▸ **Problem details**
What lines in the listing below hold the string "icon"? Please copy them out.
——
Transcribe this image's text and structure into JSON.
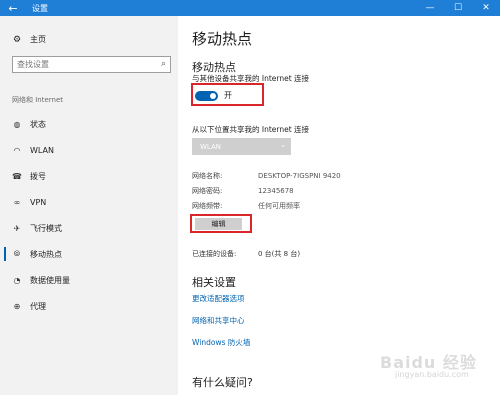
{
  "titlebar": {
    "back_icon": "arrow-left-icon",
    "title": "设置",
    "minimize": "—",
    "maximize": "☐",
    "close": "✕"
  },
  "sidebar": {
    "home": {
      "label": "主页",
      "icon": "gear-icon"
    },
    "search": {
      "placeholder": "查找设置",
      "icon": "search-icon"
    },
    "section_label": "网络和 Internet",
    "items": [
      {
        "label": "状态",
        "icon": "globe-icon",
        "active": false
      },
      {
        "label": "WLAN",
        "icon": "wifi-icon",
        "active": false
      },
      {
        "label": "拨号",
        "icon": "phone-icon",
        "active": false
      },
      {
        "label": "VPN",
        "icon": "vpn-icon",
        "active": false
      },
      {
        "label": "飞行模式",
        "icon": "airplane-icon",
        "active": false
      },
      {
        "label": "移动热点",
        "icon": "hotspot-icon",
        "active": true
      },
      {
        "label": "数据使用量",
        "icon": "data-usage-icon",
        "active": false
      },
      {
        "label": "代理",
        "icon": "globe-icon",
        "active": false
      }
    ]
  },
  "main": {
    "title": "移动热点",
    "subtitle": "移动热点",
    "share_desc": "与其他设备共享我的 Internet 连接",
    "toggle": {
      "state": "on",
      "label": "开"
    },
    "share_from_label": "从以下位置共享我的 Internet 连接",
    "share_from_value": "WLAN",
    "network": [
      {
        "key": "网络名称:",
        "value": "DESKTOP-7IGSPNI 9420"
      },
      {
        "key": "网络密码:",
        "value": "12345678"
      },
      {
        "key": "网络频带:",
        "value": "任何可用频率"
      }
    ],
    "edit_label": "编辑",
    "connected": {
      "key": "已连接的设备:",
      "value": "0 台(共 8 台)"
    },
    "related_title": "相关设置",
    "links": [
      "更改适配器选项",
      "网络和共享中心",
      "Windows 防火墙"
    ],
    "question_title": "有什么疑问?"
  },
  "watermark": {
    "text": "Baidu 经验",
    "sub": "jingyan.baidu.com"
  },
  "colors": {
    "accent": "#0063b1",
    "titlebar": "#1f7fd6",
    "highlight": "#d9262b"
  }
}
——
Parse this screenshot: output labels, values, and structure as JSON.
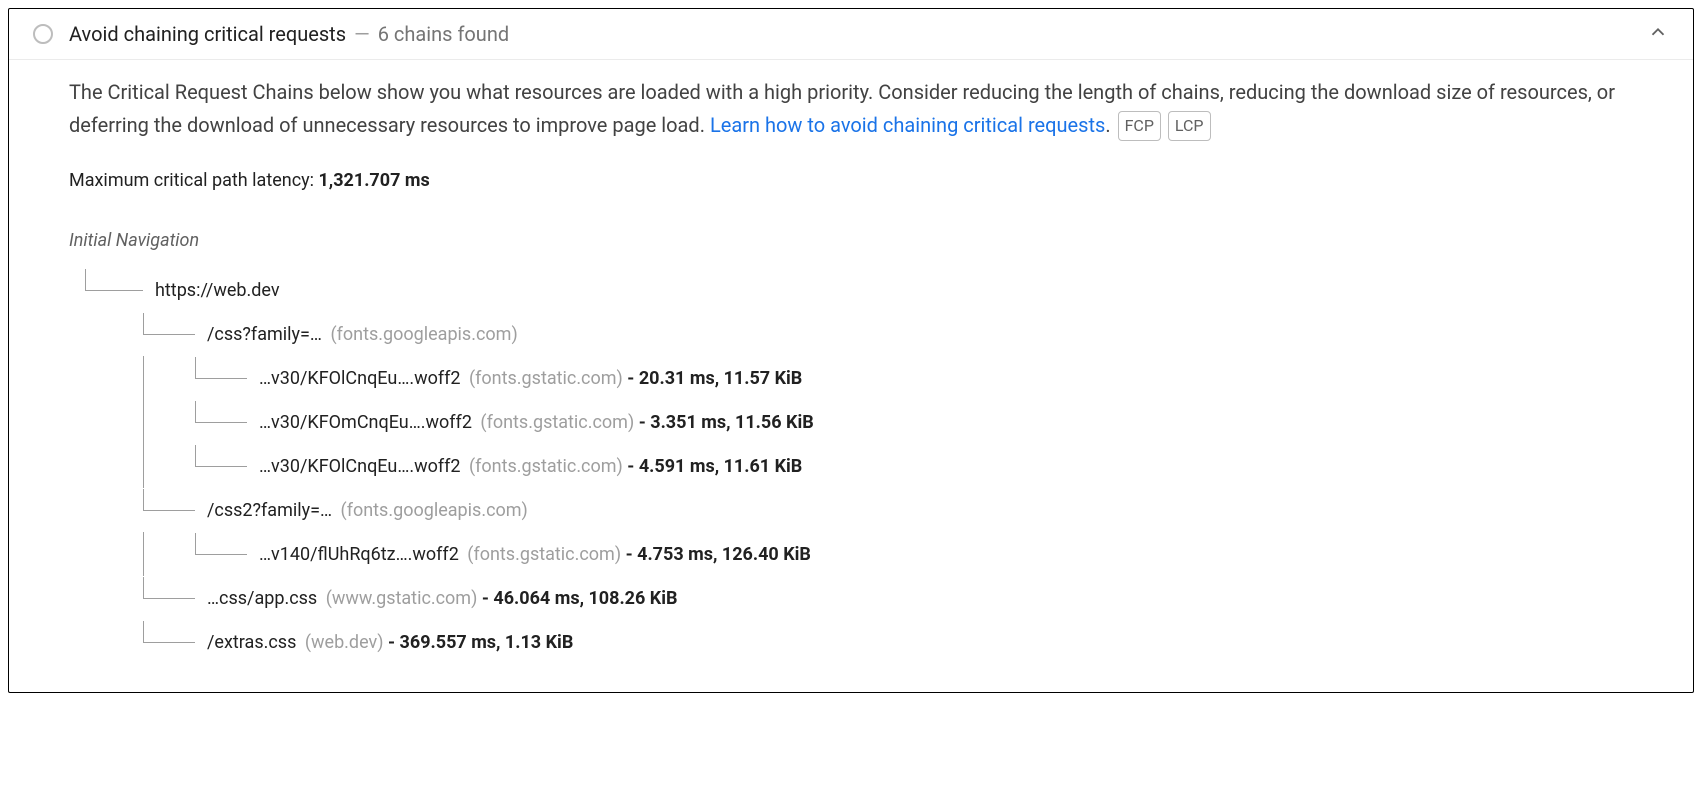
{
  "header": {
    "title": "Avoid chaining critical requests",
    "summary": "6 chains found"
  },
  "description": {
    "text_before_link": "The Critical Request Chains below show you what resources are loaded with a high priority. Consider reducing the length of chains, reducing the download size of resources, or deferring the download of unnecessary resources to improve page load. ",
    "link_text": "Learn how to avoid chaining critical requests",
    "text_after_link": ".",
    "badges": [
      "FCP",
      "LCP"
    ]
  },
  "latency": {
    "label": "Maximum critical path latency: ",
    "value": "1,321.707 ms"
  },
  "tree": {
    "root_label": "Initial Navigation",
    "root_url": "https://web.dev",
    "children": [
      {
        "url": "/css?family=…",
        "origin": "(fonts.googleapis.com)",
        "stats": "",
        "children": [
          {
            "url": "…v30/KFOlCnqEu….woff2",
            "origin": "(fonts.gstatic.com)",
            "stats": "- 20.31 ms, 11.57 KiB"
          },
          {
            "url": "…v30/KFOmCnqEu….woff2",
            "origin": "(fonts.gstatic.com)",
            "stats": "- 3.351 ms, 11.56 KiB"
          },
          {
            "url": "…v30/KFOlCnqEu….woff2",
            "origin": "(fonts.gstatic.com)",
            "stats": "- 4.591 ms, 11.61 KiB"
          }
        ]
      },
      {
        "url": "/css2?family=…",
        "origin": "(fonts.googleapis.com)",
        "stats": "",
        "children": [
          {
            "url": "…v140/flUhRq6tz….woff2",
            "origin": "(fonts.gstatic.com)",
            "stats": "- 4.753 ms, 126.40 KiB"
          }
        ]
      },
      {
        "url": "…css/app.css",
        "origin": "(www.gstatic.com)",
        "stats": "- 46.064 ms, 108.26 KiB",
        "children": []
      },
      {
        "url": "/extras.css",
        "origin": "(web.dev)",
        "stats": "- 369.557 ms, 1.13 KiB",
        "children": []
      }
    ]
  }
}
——
▸ **Result of this task**
    "back_icon": "arrow-left-icon",
      "icon": "gear-icon"
      "icon": "search-icon"
        "icon": "globe-icon",
        "icon": "wifi-icon",
        "icon": "phone-icon",
        "icon": "vpn-icon",
        "icon": "airplane-icon",
        "icon": "hotspot-icon",
        "icon": "data-usage-icon",
        "icon": "globe-icon",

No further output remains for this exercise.